## [Aim of the exercise]
All lines below are to be output exactly as they stand.

## [Data extracts]

*** Begin section ***

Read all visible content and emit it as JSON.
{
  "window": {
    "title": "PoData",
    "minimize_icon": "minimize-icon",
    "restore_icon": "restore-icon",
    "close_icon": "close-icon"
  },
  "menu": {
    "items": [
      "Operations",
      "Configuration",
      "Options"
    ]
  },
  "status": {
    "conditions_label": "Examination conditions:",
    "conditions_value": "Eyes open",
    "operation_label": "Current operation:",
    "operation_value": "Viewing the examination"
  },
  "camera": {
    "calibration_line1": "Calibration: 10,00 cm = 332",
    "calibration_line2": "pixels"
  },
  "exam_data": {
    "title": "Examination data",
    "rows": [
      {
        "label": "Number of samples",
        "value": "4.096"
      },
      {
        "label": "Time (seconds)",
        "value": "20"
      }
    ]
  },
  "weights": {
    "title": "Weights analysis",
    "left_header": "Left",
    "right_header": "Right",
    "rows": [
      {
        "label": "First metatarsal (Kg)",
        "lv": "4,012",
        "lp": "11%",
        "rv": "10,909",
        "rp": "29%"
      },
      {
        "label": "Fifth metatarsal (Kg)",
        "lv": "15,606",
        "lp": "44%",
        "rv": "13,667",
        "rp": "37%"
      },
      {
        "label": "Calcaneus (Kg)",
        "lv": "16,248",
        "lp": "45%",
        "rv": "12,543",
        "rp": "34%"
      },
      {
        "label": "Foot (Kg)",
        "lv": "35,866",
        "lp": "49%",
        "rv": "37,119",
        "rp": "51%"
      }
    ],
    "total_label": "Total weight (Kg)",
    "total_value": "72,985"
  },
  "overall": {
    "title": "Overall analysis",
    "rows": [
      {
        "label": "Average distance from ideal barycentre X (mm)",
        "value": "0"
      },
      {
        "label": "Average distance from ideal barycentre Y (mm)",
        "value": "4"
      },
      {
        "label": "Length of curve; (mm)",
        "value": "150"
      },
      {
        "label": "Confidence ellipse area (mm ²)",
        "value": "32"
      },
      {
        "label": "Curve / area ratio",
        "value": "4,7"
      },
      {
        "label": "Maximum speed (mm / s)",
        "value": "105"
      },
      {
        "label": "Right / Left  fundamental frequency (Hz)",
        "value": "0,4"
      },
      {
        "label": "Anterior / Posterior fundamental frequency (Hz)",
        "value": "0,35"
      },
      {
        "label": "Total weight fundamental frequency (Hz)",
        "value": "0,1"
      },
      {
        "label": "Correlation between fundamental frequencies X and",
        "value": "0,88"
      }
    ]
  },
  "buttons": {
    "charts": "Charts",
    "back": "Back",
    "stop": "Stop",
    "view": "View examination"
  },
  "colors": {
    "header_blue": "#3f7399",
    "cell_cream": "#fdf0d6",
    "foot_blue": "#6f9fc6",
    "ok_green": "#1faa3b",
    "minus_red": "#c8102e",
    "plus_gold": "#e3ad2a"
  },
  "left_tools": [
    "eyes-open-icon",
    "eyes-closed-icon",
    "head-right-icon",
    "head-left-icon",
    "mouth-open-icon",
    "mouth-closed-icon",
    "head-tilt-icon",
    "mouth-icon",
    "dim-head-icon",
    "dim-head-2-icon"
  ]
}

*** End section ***

## [Response to this exercise]
Read all visible content and emit it as JSON.
{
  "window": {
    "title": "PoData",
    "minimize_icon": "minimize-icon",
    "restore_icon": "restore-icon",
    "close_icon": "close-icon"
  },
  "menu": {
    "items": [
      "Operations",
      "Configuration",
      "Options"
    ]
  },
  "status": {
    "conditions_label": "Examination conditions:",
    "conditions_value": "Eyes open",
    "operation_label": "Current operation:",
    "operation_value": "Viewing the examination"
  },
  "camera": {
    "calibration_line1": "Calibration: 10,00 cm = 332",
    "calibration_line2": "pixels"
  },
  "exam_data": {
    "title": "Examination data",
    "rows": [
      {
        "label": "Number of samples",
        "value": "4.096"
      },
      {
        "label": "Time (seconds)",
        "value": "20"
      }
    ]
  },
  "weights": {
    "title": "Weights analysis",
    "left_header": "Left",
    "right_header": "Right",
    "rows": [
      {
        "label": "First metatarsal (Kg)",
        "lv": "4,012",
        "lp": "11%",
        "rv": "10,909",
        "rp": "29%"
      },
      {
        "label": "Fifth metatarsal (Kg)",
        "lv": "15,606",
        "lp": "44%",
        "rv": "13,667",
        "rp": "37%"
      },
      {
        "label": "Calcaneus (Kg)",
        "lv": "16,248",
        "lp": "45%",
        "rv": "12,543",
        "rp": "34%"
      },
      {
        "label": "Foot (Kg)",
        "lv": "35,866",
        "lp": "49%",
        "rv": "37,119",
        "rp": "51%"
      }
    ],
    "total_label": "Total weight (Kg)",
    "total_value": "72,985"
  },
  "overall": {
    "title": "Overall analysis",
    "rows": [
      {
        "label": "Average distance from ideal barycentre X (mm)",
        "value": "0"
      },
      {
        "label": "Average distance from ideal barycentre Y (mm)",
        "value": "4"
      },
      {
        "label": "Length of curve; (mm)",
        "value": "150"
      },
      {
        "label": "Confidence ellipse area (mm ²)",
        "value": "32"
      },
      {
        "label": "Curve / area ratio",
        "value": "4,7"
      },
      {
        "label": "Maximum speed (mm / s)",
        "value": "105"
      },
      {
        "label": "Right / Left  fundamental frequency (Hz)",
        "value": "0,4"
      },
      {
        "label": "Anterior / Posterior fundamental frequency (Hz)",
        "value": "0,35"
      },
      {
        "label": "Total weight fundamental frequency (Hz)",
        "value": "0,1"
      },
      {
        "label": "Correlation between fundamental frequencies X and",
        "value": "0,88"
      }
    ]
  },
  "buttons": {
    "charts": "Charts",
    "back": "Back",
    "stop": "Stop",
    "view": "View examination"
  },
  "colors": {
    "header_blue": "#3f7399",
    "cell_cream": "#fdf0d6",
    "foot_blue": "#6f9fc6",
    "ok_green": "#1faa3b",
    "minus_red": "#c8102e",
    "plus_gold": "#e3ad2a"
  },
  "left_tools": [
    "eyes-open-icon",
    "eyes-closed-icon",
    "head-right-icon",
    "head-left-icon",
    "mouth-open-icon",
    "mouth-closed-icon",
    "head-tilt-icon",
    "mouth-icon",
    "dim-head-icon",
    "dim-head-2-icon"
  ]
}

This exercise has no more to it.